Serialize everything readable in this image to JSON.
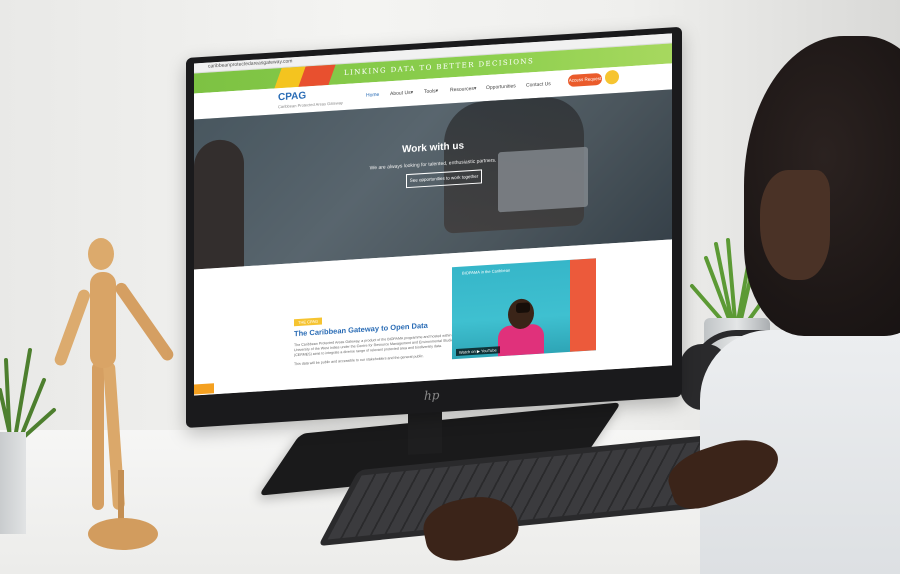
{
  "site": {
    "url": "caribbeanprotectedareasgateway.com",
    "banner": "LINKING DATA TO BETTER DECISIONS",
    "logo": "CPAG",
    "logo_sub": "Caribbean Protected Areas Gateway",
    "nav": [
      "Home",
      "About Us▾",
      "Tools▾",
      "Resources▾",
      "Opportunities",
      "Contact Us"
    ],
    "access_button": "Access Request"
  },
  "hero": {
    "title": "Work with us",
    "subtitle": "We are always looking for talented, enthusiastic partners.",
    "button": "See opportunities to work together"
  },
  "section": {
    "tag": "THE CPAG",
    "title": "The Caribbean Gateway to Open Data",
    "body": "The Caribbean Protected Areas Gateway, a product of the BIOPAMA programme and hosted within the University of the West Indies under the Centre for Resource Management and Environmental Studies (CERMES) aims to integrate a diverse range of relevant protected area and biodiversity data.",
    "body2": "This data will be public and accessible to our stakeholders and the general public.",
    "video_title": "BIOPAMA in the Caribbean",
    "video_watch": "Watch on ▶ YouTube"
  },
  "monitor": {
    "brand": "hp"
  },
  "colors": {
    "green": "#7dc243",
    "yellow": "#f4c41f",
    "orange": "#ea5b2b",
    "blue": "#2a6cb5"
  }
}
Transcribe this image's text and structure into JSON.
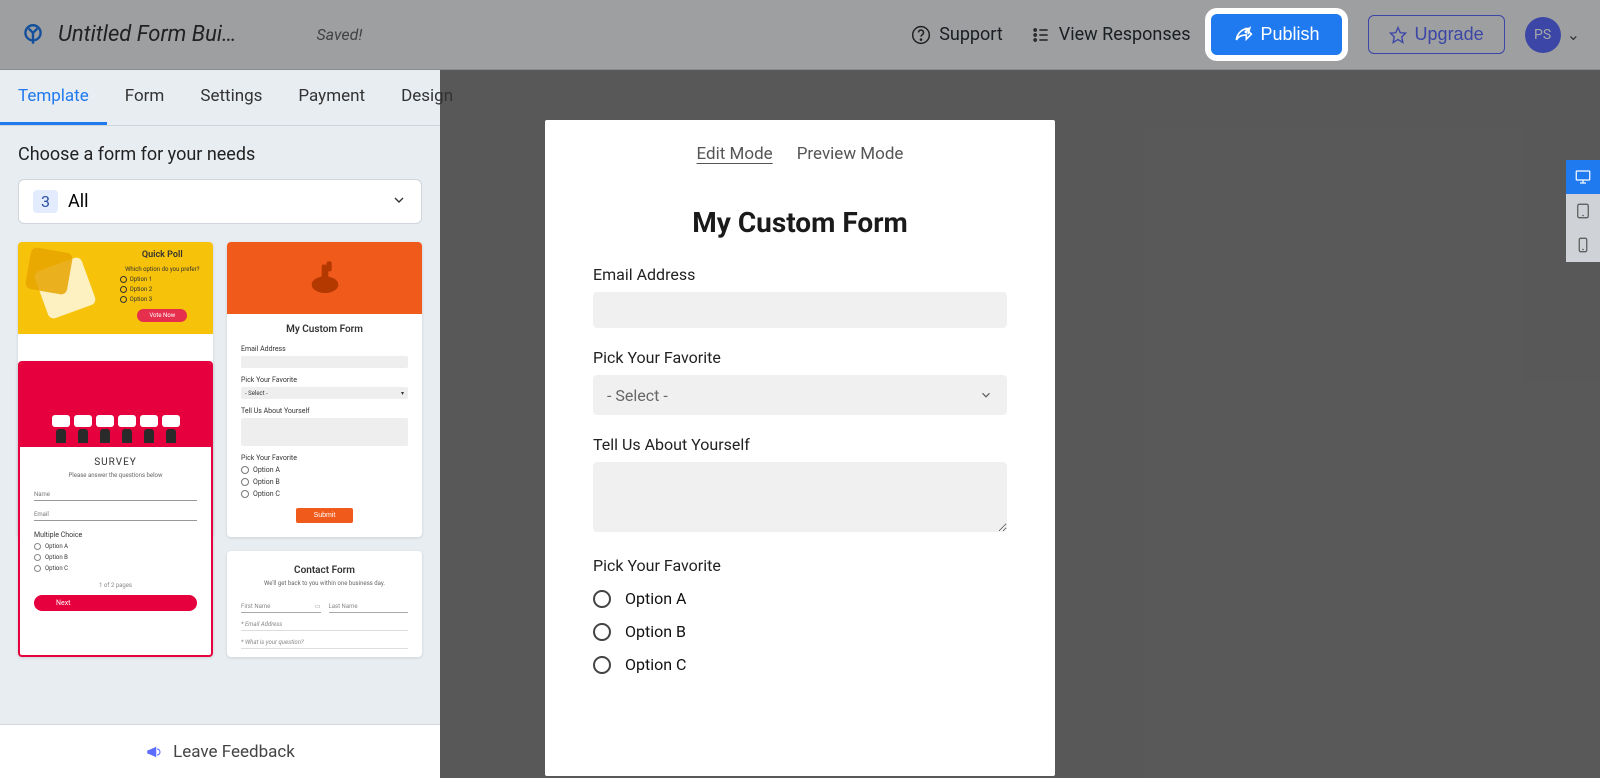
{
  "header": {
    "title": "Untitled Form Bui…",
    "saved": "Saved!",
    "support": "Support",
    "view_responses": "View Responses",
    "publish": "Publish",
    "upgrade": "Upgrade",
    "avatar_initials": "PS"
  },
  "sidebar": {
    "tabs": [
      "Template",
      "Form",
      "Settings",
      "Payment",
      "Design"
    ],
    "active_tab_index": 0,
    "section_title": "Choose a form for your needs",
    "filter": {
      "count": "3",
      "label": "All"
    },
    "templates": {
      "poll": {
        "title": "Quick Poll",
        "question": "Which option do you prefer?",
        "options": [
          "Option 1",
          "Option 2",
          "Option 3"
        ],
        "button": "Vote Now"
      },
      "custom": {
        "title": "My Custom Form",
        "f1": "Email Address",
        "f2": "Pick Your Favorite",
        "select_placeholder": "- Select -",
        "f3": "Tell Us About Yourself",
        "f4": "Pick Your Favorite",
        "radios": [
          "Option A",
          "Option B",
          "Option C"
        ],
        "submit": "Submit"
      },
      "survey": {
        "title": "SURVEY",
        "subtitle": "Please answer the questions below",
        "name": "Name",
        "email": "Email",
        "mc": "Multiple Choice",
        "radios": [
          "Option A",
          "Option B",
          "Option C"
        ],
        "pagination": "1 of 2 pages",
        "next": "Next"
      },
      "contact": {
        "title": "Contact Form",
        "subtitle": "We'll get back to you within one business day.",
        "first_name": "First Name",
        "last_name": "Last Name",
        "email": "* Email Address",
        "question": "* What is your question?"
      }
    },
    "feedback": "Leave Feedback"
  },
  "canvas": {
    "modes": [
      "Edit Mode",
      "Preview Mode"
    ],
    "active_mode_index": 0,
    "form_title": "My Custom Form",
    "fields": {
      "email_label": "Email Address",
      "fav_label": "Pick Your Favorite",
      "select_placeholder": "- Select -",
      "about_label": "Tell Us About Yourself",
      "fav2_label": "Pick Your Favorite",
      "radios": [
        "Option A",
        "Option B",
        "Option C"
      ]
    }
  },
  "viewport": {
    "active_index": 0
  }
}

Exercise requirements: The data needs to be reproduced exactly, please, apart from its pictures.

Response below:
Serialize everything readable in this image to JSON.
{
  "site": {
    "url": "caribbeanprotectedareasgateway.com",
    "banner": "LINKING DATA TO BETTER DECISIONS",
    "logo": "CPAG",
    "logo_sub": "Caribbean Protected Areas Gateway",
    "nav": [
      "Home",
      "About Us▾",
      "Tools▾",
      "Resources▾",
      "Opportunities",
      "Contact Us"
    ],
    "access_button": "Access Request"
  },
  "hero": {
    "title": "Work with us",
    "subtitle": "We are always looking for talented, enthusiastic partners.",
    "button": "See opportunities to work together"
  },
  "section": {
    "tag": "THE CPAG",
    "title": "The Caribbean Gateway to Open Data",
    "body": "The Caribbean Protected Areas Gateway, a product of the BIOPAMA programme and hosted within the University of the West Indies under the Centre for Resource Management and Environmental Studies (CERMES) aims to integrate a diverse range of relevant protected area and biodiversity data.",
    "body2": "This data will be public and accessible to our stakeholders and the general public.",
    "video_title": "BIOPAMA in the Caribbean",
    "video_watch": "Watch on ▶ YouTube"
  },
  "monitor": {
    "brand": "hp"
  },
  "colors": {
    "green": "#7dc243",
    "yellow": "#f4c41f",
    "orange": "#ea5b2b",
    "blue": "#2a6cb5"
  }
}
Transcribe this image's text and structure into JSON.
{
  "header": {
    "title": "Untitled Form Bui…",
    "saved": "Saved!",
    "support": "Support",
    "view_responses": "View Responses",
    "publish": "Publish",
    "upgrade": "Upgrade",
    "avatar_initials": "PS"
  },
  "sidebar": {
    "tabs": [
      "Template",
      "Form",
      "Settings",
      "Payment",
      "Design"
    ],
    "active_tab_index": 0,
    "section_title": "Choose a form for your needs",
    "filter": {
      "count": "3",
      "label": "All"
    },
    "templates": {
      "poll": {
        "title": "Quick Poll",
        "question": "Which option do you prefer?",
        "options": [
          "Option 1",
          "Option 2",
          "Option 3"
        ],
        "button": "Vote Now"
      },
      "custom": {
        "title": "My Custom Form",
        "f1": "Email Address",
        "f2": "Pick Your Favorite",
        "select_placeholder": "- Select -",
        "f3": "Tell Us About Yourself",
        "f4": "Pick Your Favorite",
        "radios": [
          "Option A",
          "Option B",
          "Option C"
        ],
        "submit": "Submit"
      },
      "survey": {
        "title": "SURVEY",
        "subtitle": "Please answer the questions below",
        "name": "Name",
        "email": "Email",
        "mc": "Multiple Choice",
        "radios": [
          "Option A",
          "Option B",
          "Option C"
        ],
        "pagination": "1 of 2 pages",
        "next": "Next"
      },
      "contact": {
        "title": "Contact Form",
        "subtitle": "We'll get back to you within one business day.",
        "first_name": "First Name",
        "last_name": "Last Name",
        "email": "* Email Address",
        "question": "* What is your question?"
      }
    },
    "feedback": "Leave Feedback"
  },
  "canvas": {
    "modes": [
      "Edit Mode",
      "Preview Mode"
    ],
    "active_mode_index": 0,
    "form_title": "My Custom Form",
    "fields": {
      "email_label": "Email Address",
      "fav_label": "Pick Your Favorite",
      "select_placeholder": "- Select -",
      "about_label": "Tell Us About Yourself",
      "fav2_label": "Pick Your Favorite",
      "radios": [
        "Option A",
        "Option B",
        "Option C"
      ]
    }
  },
  "viewport": {
    "active_index": 0
  }
}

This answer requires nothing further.